PROBLEM DESCRIPTION ->
Please give back all the records exactly, but keep the pictures out.

WORKING DATA ->
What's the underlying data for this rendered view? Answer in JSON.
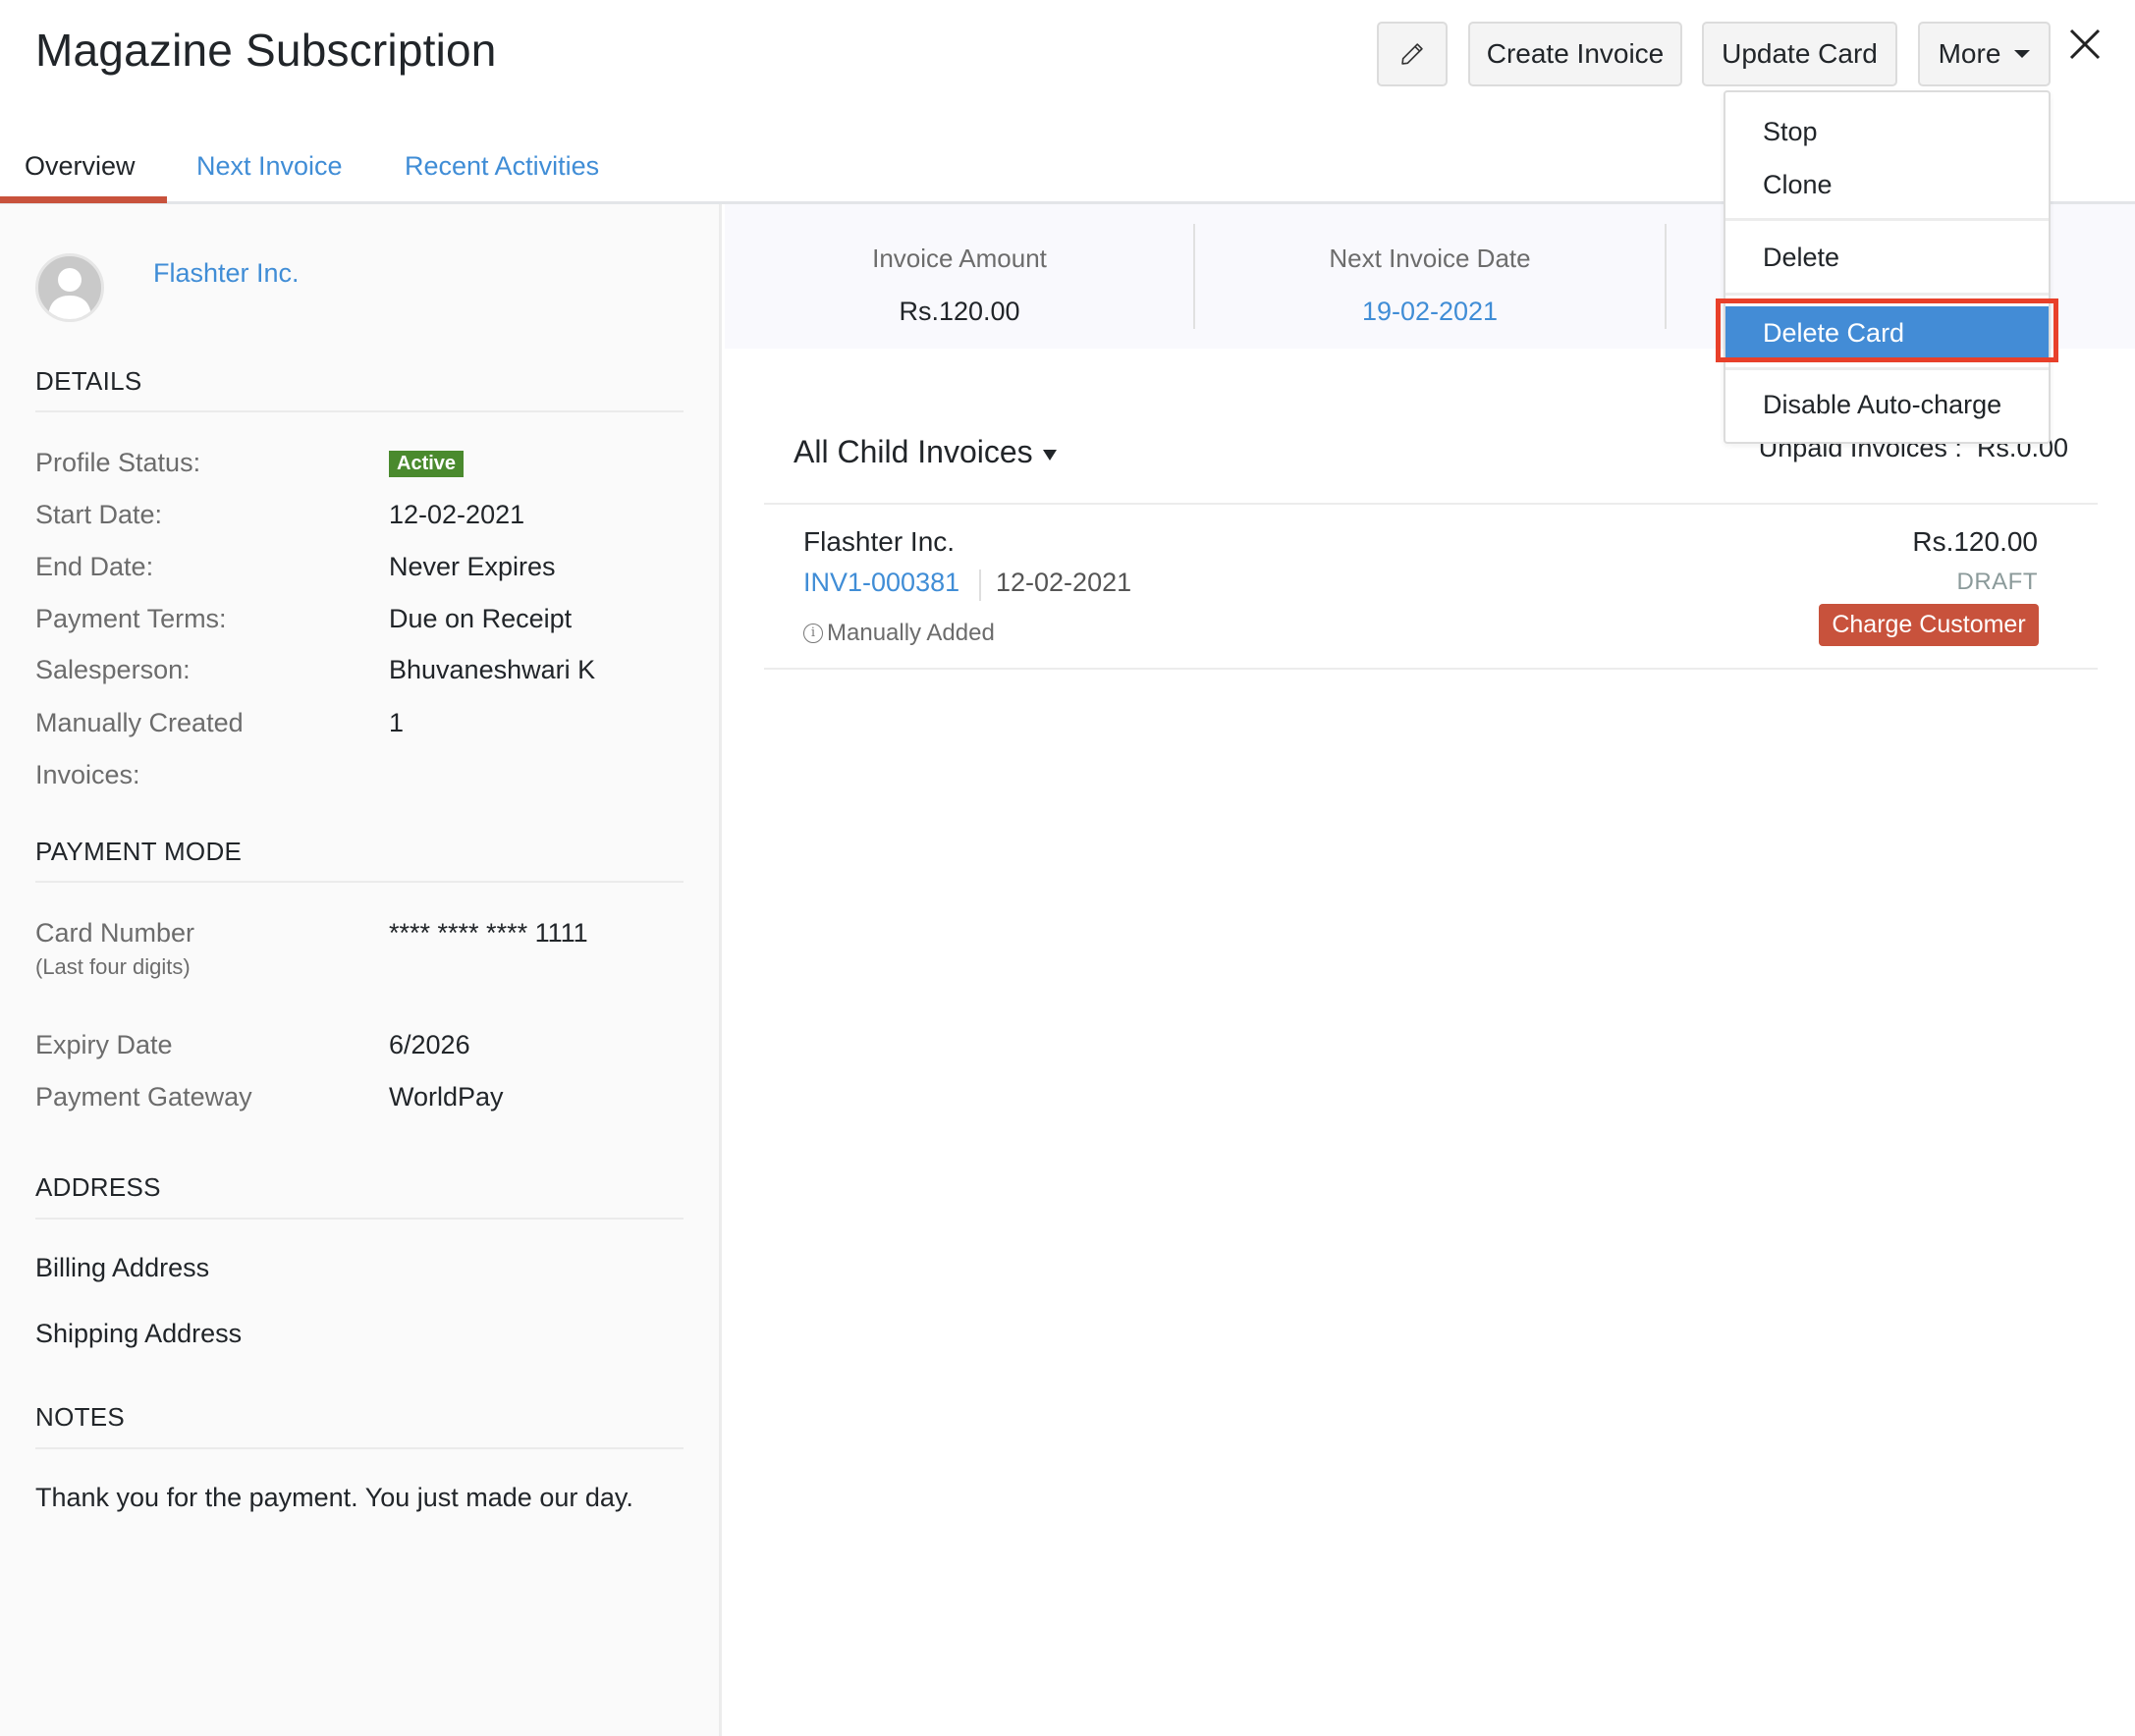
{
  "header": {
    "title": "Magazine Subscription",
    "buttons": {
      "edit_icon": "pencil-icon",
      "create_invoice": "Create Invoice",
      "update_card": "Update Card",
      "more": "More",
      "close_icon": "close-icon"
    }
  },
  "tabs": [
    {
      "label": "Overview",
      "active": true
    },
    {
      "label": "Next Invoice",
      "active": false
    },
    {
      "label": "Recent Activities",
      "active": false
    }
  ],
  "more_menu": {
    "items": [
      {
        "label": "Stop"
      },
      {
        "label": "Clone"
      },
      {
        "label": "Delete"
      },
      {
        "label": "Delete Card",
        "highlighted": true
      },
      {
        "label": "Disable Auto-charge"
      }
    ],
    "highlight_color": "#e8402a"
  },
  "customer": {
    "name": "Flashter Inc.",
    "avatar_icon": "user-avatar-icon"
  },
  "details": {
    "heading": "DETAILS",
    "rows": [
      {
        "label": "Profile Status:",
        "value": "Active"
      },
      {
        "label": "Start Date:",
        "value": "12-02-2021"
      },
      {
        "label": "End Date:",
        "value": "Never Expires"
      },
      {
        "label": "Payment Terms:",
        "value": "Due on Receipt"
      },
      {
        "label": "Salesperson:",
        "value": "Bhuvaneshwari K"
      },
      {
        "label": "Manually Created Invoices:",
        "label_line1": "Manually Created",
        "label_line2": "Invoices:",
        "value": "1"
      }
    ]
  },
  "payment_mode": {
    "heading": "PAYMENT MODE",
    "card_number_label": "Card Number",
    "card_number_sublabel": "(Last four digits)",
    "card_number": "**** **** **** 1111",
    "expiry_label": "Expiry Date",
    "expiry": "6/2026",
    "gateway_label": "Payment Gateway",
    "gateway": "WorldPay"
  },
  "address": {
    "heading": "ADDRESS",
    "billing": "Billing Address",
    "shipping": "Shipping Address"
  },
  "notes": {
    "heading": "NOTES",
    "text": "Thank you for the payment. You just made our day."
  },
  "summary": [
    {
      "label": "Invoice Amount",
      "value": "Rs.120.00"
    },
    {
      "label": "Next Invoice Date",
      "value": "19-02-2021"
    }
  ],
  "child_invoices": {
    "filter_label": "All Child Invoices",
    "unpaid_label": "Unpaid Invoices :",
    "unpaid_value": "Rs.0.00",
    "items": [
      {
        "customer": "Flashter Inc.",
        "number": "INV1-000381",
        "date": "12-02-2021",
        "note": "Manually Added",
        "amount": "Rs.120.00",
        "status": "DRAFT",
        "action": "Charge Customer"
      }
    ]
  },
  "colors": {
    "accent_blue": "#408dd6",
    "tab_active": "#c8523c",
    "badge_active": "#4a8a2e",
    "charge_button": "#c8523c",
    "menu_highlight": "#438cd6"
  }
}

ANSWER BOX ->
What's the underlying data for this rendered view? Answer in JSON.
{
  "header": {
    "title": "Magazine Subscription",
    "buttons": {
      "edit_icon": "pencil-icon",
      "create_invoice": "Create Invoice",
      "update_card": "Update Card",
      "more": "More",
      "close_icon": "close-icon"
    }
  },
  "tabs": [
    {
      "label": "Overview",
      "active": true
    },
    {
      "label": "Next Invoice",
      "active": false
    },
    {
      "label": "Recent Activities",
      "active": false
    }
  ],
  "more_menu": {
    "items": [
      {
        "label": "Stop"
      },
      {
        "label": "Clone"
      },
      {
        "label": "Delete"
      },
      {
        "label": "Delete Card",
        "highlighted": true
      },
      {
        "label": "Disable Auto-charge"
      }
    ],
    "highlight_color": "#e8402a"
  },
  "customer": {
    "name": "Flashter Inc.",
    "avatar_icon": "user-avatar-icon"
  },
  "details": {
    "heading": "DETAILS",
    "rows": [
      {
        "label": "Profile Status:",
        "value": "Active"
      },
      {
        "label": "Start Date:",
        "value": "12-02-2021"
      },
      {
        "label": "End Date:",
        "value": "Never Expires"
      },
      {
        "label": "Payment Terms:",
        "value": "Due on Receipt"
      },
      {
        "label": "Salesperson:",
        "value": "Bhuvaneshwari K"
      },
      {
        "label": "Manually Created Invoices:",
        "label_line1": "Manually Created",
        "label_line2": "Invoices:",
        "value": "1"
      }
    ]
  },
  "payment_mode": {
    "heading": "PAYMENT MODE",
    "card_number_label": "Card Number",
    "card_number_sublabel": "(Last four digits)",
    "card_number": "**** **** **** 1111",
    "expiry_label": "Expiry Date",
    "expiry": "6/2026",
    "gateway_label": "Payment Gateway",
    "gateway": "WorldPay"
  },
  "address": {
    "heading": "ADDRESS",
    "billing": "Billing Address",
    "shipping": "Shipping Address"
  },
  "notes": {
    "heading": "NOTES",
    "text": "Thank you for the payment. You just made our day."
  },
  "summary": [
    {
      "label": "Invoice Amount",
      "value": "Rs.120.00"
    },
    {
      "label": "Next Invoice Date",
      "value": "19-02-2021"
    }
  ],
  "child_invoices": {
    "filter_label": "All Child Invoices",
    "unpaid_label": "Unpaid Invoices :",
    "unpaid_value": "Rs.0.00",
    "items": [
      {
        "customer": "Flashter Inc.",
        "number": "INV1-000381",
        "date": "12-02-2021",
        "note": "Manually Added",
        "amount": "Rs.120.00",
        "status": "DRAFT",
        "action": "Charge Customer"
      }
    ]
  },
  "colors": {
    "accent_blue": "#408dd6",
    "tab_active": "#c8523c",
    "badge_active": "#4a8a2e",
    "charge_button": "#c8523c",
    "menu_highlight": "#438cd6"
  }
}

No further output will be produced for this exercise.